By now, I’m sure you’ve all heard about J35, the orca living offshore from Washington that was seen carrying her dead calf through the water, balanced on her snout.
Perishing just 30 minutes after being born, the corpse is, per the Seattle Times, still being pushed about by the mother more than a week on from the death’s occurrence. Observers fear that another young orca in J35’s extended family – J50 – is also likely to perish soon, based on her emaciated cranium.
Orcas – killer whales, to some – are breathtaking creatures no matter which way you cut it. The largest of the dolphin species (and not actually whales), they’re fearsome, prolific predators and widespread explorers, found in waters from the polar regions right up to the Equator.
Orcas are able to use echolocation to hunt and navigate through the darkest nights. They live in familial pods, and – thanks to their ability to use advanced sonic communication – each pod has a distinct, easily recognizable “accent”.
They suffer grief, which can be defined fairly crudely as emotional distress paired with a clear change in usual behavior, according to an anthropologist that spoke to National Geographic. As it happens, they also appear to mourn their dead, just like us, with the very same publication pointing to a 2016 study on what is technically referred to as “nurturant behavior toward dead conspecifics”.
Observational evidence described in the study suggests that, based on 14 incidences spread across three oceans, at least seven toothed cetaceans engage in similar mourning practices: the carrying of a dead calf for a prolonged period of time. These include, aside from orcas, Indo-Pacific bottlenose dolphins, spinner dolphins, Australian humpback dolphins, sperm whales, Risso’s dolphins, and short-finned pilot whales.
Common bottlenose dolphins, belugas, humpback whales, and other marine mammals are known to engage in the behavior too, according to pre-existing research. In fact, various versions of mothers staying by corpses can seen all across the animal kingdom, from sea otters and manatees to elephants, lemurs, giraffes, and chimpanzees – even when the dead young is in a very advanced state of decay.
There are several explanations for why this happens. In some cases, it has been inferred that it’s a grim form of play rather than of care – something that’s occasionally observed in juvenile common chimpanzees and dead infants – but that’s unlikely in many cases.
It’s noted to occur in species that “rely on cooperation and social bonds”, often involving multiple adults looking after one individual offspring. The mourning behavior, then, may be an extension of the inclination to ensure the survival of relatives.
It’s also highly probable that the mothers are simply incapable of accepting the death of the offspring, something that our own species can certainly empathize with.
The emotional distress aside, J35 seems healthy, and she’s still with her family, but that doesn’t mean everything’s going to get better. Despite the family recently finding some salmon to dine on, J50 – almost certainly the next to die – appears to be starving to death, a clear sign that not all is well.
This relatively small, 75-member strong family of orca whales are, per the Guardian, in danger of dying out.

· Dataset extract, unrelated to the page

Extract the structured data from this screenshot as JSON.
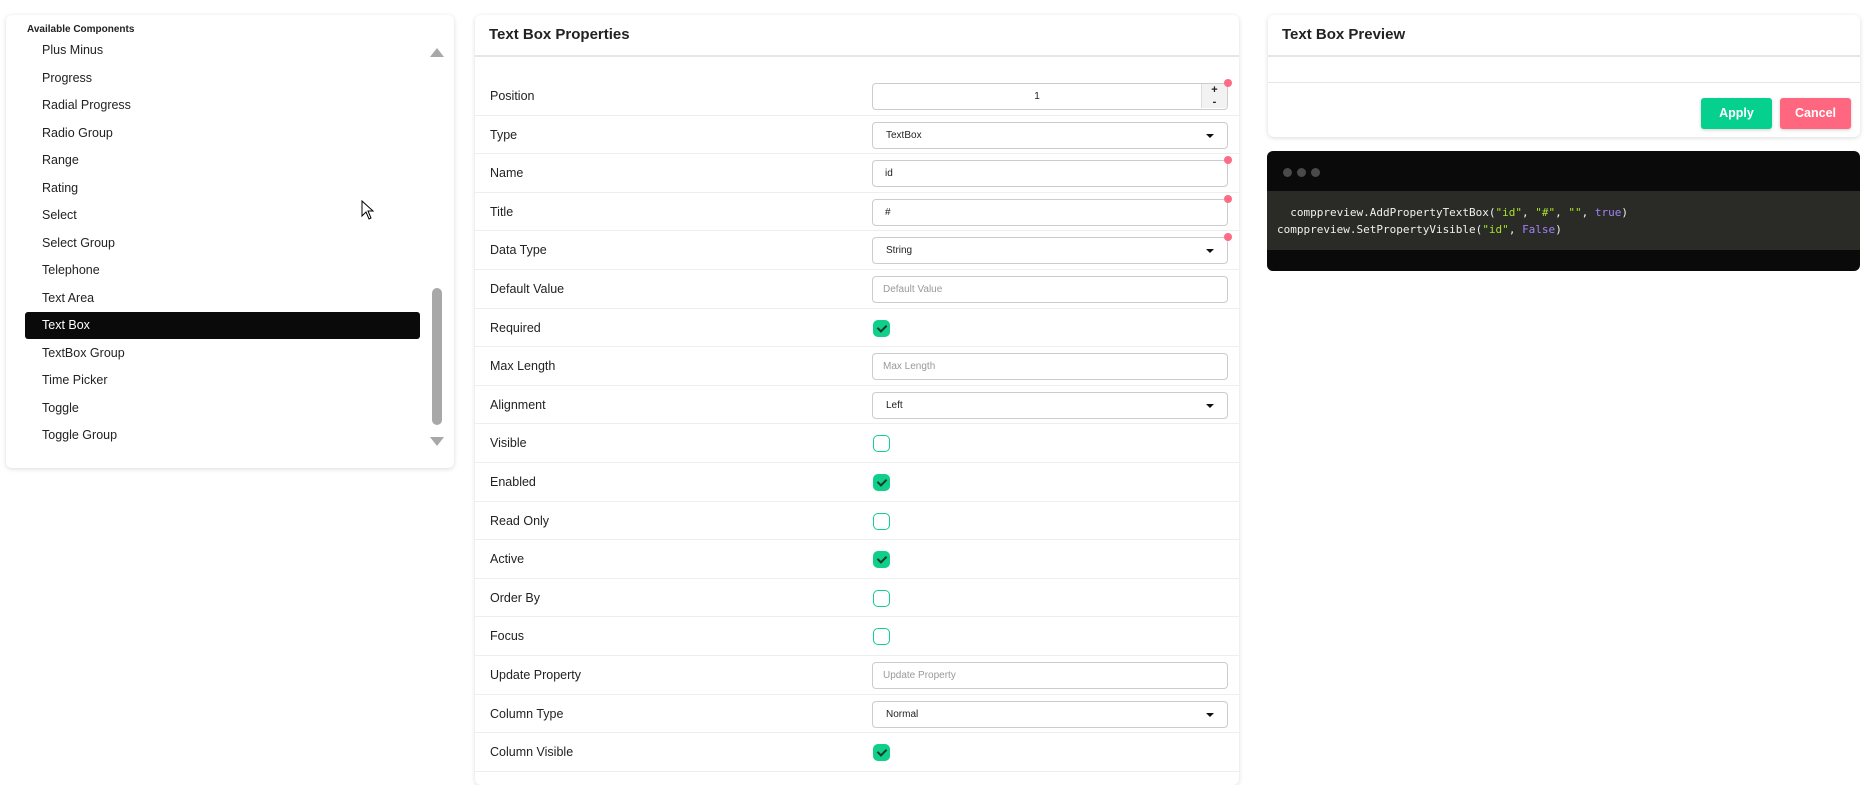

They’ve not had a successful birth in three years, which is why researchers will retrieve the dead calf when J35 lets it go, in order to find out why it didn’t survive.